More than 20 nonprofit organizations assembled Friday to show their support for Chesapeake Energy and CEO Aubrey McClendon.
The press conference was billed as an impromptu event and was not organized by Chesapeake. But, despite weeks of bad headlines for McClendon and the Oklahoma City natural gas giant, nonprofit leaders said they aren’t worried about the future of the company, the Journal Record’s Brianna Bailey reports.
Chesapeake gave $31 million to charitable groups and projects in its operating areas, according to the company’s 2011 annual report. The donations were largely to education, health care and social service organizations.
Chesapeake is the largest contributor to United Way of Central Oklahoma, and the company and its employees pledged to donate $6.3 million to local United Way chapters in eight states, The Oklahoman’s Adam Wilmoth reports.
McClendon and the company’s recent scrutiny started with a report that the CEO had borrowed up to $1.1 billion in personal loans using his stake in the company’s wells as collateral. McClendon had been afforded a controversial CEO perk — now rescinded — that allowed him a stake in every well the company drilled, Reuters reported.
Last week, Chesapeake said it would replace McClendon as chairman of the board. A day later, another report surfaced that McClendon and SandRidge Energy CEO Tom Ward ran a $200 million hedge fund that traded commodities Chesapeake produced.
The Securities and Exchange Commission is informally probing, the Internal Revenue Service is examining, and U.S. Sen. Bill Nelson, D-Florida, has asked the Department of Justice to investigate. Eleven shareholders groups have filed lawsuits in response to the reports, The Oklahoman reports.
Friday’s meeting was designed to demonstrate the company’s contributions to the city and state.
“It’s not just about the financial resources they contribute.
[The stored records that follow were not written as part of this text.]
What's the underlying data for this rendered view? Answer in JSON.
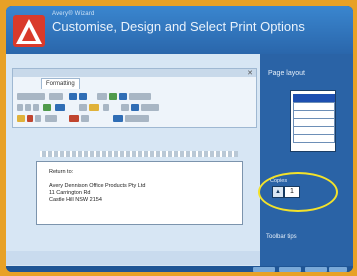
{
  "app": {
    "brand": "Avery® Wizard",
    "page_title": "Customise, Design and Select Print Options"
  },
  "document": {
    "tab_label": "Formatting",
    "address_lines": [
      "Return to:",
      "Avery Dennison Office Products Pty Ltd",
      "11 Carrington Rd",
      "Castle Hill NSW 2154"
    ]
  },
  "panel": {
    "layout_label": "Page layout",
    "copies_label": "Copies",
    "copies_value": "1",
    "toolbar_tips_label": "Toolbar tips"
  },
  "colors": {
    "background": "#e8a126",
    "window_blue": "#2c6fb7",
    "highlight": "#f3e22a"
  }
}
It’s also about all the volunteers they provide for so many nonprofits throughout the state,” Rodney Bivens, executive director of the Regional Food Bank of Oklahoma, tells the paper.